# What needs to be done
The lines needed are those below that contain the word "timer"; copy each one.

# Records excerpted from a collection
******************************
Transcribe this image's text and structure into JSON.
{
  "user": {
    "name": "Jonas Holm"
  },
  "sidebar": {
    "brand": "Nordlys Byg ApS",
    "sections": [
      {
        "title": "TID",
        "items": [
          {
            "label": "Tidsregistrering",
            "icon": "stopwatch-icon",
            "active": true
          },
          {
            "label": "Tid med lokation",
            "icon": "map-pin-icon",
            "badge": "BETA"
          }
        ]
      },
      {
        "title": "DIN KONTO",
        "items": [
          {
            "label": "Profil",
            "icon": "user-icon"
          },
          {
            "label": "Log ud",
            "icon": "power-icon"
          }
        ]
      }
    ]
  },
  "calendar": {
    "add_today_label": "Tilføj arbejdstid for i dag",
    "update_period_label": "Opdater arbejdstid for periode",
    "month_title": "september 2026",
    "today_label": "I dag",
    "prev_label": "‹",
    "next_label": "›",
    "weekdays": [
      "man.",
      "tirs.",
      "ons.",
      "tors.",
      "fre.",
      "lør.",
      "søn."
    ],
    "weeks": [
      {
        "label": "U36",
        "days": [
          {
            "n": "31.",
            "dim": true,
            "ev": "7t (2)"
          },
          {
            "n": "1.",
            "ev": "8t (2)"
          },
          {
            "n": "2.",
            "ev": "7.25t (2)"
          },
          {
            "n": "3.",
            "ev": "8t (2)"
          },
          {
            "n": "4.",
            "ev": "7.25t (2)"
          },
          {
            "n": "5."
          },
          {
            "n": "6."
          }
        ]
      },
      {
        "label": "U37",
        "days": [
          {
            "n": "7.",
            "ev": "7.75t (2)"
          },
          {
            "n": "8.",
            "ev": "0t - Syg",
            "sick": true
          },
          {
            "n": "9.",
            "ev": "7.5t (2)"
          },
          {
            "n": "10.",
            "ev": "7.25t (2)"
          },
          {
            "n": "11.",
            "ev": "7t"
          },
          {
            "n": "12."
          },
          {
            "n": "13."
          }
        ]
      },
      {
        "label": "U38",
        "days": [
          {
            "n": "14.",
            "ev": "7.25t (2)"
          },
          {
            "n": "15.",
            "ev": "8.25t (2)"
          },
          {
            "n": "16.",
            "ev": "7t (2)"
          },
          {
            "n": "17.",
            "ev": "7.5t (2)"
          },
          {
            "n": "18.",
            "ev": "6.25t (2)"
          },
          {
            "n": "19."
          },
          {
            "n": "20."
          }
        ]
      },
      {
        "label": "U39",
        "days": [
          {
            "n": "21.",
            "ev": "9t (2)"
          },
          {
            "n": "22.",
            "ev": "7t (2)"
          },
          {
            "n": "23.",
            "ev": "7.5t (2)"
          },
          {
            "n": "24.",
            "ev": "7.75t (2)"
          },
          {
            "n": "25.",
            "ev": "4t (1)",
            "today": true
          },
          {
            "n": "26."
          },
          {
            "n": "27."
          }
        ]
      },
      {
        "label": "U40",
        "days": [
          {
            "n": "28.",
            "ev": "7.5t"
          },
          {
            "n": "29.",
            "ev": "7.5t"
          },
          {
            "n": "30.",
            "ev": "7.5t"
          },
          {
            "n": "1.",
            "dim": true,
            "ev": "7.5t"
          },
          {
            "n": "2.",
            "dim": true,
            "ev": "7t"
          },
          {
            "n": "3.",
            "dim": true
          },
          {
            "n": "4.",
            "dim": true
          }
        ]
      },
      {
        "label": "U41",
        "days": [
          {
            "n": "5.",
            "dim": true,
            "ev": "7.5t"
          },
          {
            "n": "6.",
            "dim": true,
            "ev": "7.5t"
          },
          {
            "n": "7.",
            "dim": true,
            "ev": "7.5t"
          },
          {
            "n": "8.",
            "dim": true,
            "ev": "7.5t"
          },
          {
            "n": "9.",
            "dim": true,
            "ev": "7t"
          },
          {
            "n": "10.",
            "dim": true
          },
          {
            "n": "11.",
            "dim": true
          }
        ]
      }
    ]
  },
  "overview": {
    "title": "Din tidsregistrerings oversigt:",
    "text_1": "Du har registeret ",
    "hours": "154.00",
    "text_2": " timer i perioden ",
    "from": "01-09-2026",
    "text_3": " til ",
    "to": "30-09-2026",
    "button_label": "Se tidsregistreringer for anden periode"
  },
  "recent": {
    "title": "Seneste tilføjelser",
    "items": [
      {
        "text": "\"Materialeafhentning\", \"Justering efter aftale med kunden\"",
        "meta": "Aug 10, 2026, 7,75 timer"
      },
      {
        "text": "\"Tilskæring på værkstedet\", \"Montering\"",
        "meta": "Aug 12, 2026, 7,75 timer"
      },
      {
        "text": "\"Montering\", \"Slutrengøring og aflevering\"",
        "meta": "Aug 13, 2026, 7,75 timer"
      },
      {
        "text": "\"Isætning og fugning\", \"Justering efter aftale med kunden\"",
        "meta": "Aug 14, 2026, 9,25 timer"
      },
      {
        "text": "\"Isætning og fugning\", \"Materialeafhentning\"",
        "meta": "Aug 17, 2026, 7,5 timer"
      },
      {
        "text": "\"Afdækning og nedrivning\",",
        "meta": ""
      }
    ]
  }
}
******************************
# Completed exercise
    "text_2": " timer i perioden ",
        "meta": "Aug 10, 2026, 7,75 timer"
        "meta": "Aug 12, 2026, 7,75 timer"
        "meta": "Aug 13, 2026, 7,75 timer"
        "meta": "Aug 14, 2026, 9,25 timer"
        "meta": "Aug 17, 2026, 7,5 timer"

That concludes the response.